Bayfield may be a Blue Flag bearer as early as next summer.
The village’s main beach and marina have been assessed by a member organization of Blue Flag Canada, and have now entered the pilot phase of a process that may see the two sites receive Blue Flag status in 2009.
Blue Flag status has been awarded to over 3,200 beaches and marinas worldwide to sites that meet a variety of criteria for water quality, environmental management, safety and services, and environmental education and information.
The Bayfield marina is the first marina in Canada to apply for Blue Flag status, and has met the majority of 23 required criteria.
Six areas will have to be brought up to code in order for the facility’s Blue Flag application to proceed.
These include the development of an environmental policy plan; the introduction of segregated containers for the storage of hazardous wastes; the posting of safety precautions and information; and the development of environmentally-themed educational activities at the marina; and the display of a code of environmental conduct at the marina.
Information about a nearby environmentally-sensitive bluff ecosystem must also be posted, and a map indicating the location of different facilities at the marina must be provided there.
There are 27 criteria for beaches seeking Blue Flag status, and Bayfield’s main beach has met many of them.
Information about the bluff ecosystem must be posted, as well as a code of conduct for the beach area, and facilities for receiving recyclable waste must be provided.
Lifeguards or fully-equipped life-saving stations must also be provided at the beach, and educational environmental activities that raise awareness of issues that affect the beach and marina must be developed.
Water quality will also be monitored in 2008 to ensure that Blue Flag standards are met. At least 80 per cent of beach water tests during the swimming season yield 100 or fewer E. coli per 100 mL of water.
Bayfield’s main beach saw 89 per cent of its tests meet this standard in 2007, but only 61 per cent were met in 2006 and 71 per cent were met in 2005.
“The difference in the past three years may mean that 2006 was an extremely unusual year or a very wet season,” according to a report given to Municipality of Bluewater council last week.

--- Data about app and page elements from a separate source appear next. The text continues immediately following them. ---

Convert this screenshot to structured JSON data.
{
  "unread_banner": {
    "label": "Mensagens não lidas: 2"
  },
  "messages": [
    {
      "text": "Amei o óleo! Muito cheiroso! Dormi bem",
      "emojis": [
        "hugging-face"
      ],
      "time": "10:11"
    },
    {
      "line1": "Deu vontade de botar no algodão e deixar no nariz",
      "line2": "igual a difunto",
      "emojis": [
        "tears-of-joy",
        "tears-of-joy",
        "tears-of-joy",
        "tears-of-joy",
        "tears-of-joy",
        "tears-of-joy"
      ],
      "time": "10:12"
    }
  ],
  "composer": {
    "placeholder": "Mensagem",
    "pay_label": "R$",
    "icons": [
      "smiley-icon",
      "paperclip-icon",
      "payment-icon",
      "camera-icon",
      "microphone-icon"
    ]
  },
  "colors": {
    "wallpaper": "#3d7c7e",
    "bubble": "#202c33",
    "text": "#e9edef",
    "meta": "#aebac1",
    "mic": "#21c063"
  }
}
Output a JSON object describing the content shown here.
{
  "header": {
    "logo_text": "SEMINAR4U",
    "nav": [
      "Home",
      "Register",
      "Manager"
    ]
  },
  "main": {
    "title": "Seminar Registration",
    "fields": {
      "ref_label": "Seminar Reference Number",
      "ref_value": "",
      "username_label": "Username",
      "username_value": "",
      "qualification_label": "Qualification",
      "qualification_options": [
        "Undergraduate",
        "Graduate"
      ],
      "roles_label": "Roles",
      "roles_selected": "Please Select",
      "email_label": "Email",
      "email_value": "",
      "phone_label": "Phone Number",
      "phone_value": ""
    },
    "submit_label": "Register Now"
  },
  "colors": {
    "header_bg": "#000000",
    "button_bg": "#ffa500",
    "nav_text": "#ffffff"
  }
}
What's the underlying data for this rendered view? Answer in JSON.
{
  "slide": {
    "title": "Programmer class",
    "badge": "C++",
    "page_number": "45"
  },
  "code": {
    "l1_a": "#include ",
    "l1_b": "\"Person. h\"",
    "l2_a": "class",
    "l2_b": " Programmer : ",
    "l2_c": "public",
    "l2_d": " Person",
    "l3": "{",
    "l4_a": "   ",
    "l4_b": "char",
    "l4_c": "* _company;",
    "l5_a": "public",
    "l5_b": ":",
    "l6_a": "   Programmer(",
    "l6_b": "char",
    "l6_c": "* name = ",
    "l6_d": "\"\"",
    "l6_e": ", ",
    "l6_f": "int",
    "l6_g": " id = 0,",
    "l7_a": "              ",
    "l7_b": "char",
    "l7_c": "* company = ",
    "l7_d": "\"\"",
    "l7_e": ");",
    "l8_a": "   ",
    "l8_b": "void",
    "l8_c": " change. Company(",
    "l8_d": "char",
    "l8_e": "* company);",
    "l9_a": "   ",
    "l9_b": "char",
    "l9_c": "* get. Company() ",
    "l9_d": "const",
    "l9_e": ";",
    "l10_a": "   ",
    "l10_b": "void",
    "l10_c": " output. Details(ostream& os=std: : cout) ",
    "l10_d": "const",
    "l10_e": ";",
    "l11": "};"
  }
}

“Similarly, in 2007, it was a relatively dry summer. According to many studies, water quality can be very dependent on weather. Therefore, it will be important to monitor the water quality during the 2008 season to ensure that no negative trends develop.”
Despite these concerns, Jodi Frye, who assessed the Bayfield sites for the Toronto environmental group Environmental Defence, was impressed with what she saw while visiting the Bayfield sites.
“I think they’re well ahead of the game,” she said last week. “It’s just a few things that they need to implement which are quite easily implemented.”
Municipality of Bluewater Council passed a resolution on Aug. 5 to address the areas of concern, making Bayfield an official Blue Flag candidate.
The sites now enter a pilot phase, which can last up to three years.
If the remaining criteria are satisfied, Bayfield’s application will progress to a regional jury, who can then forward the application to an international jury for final approval.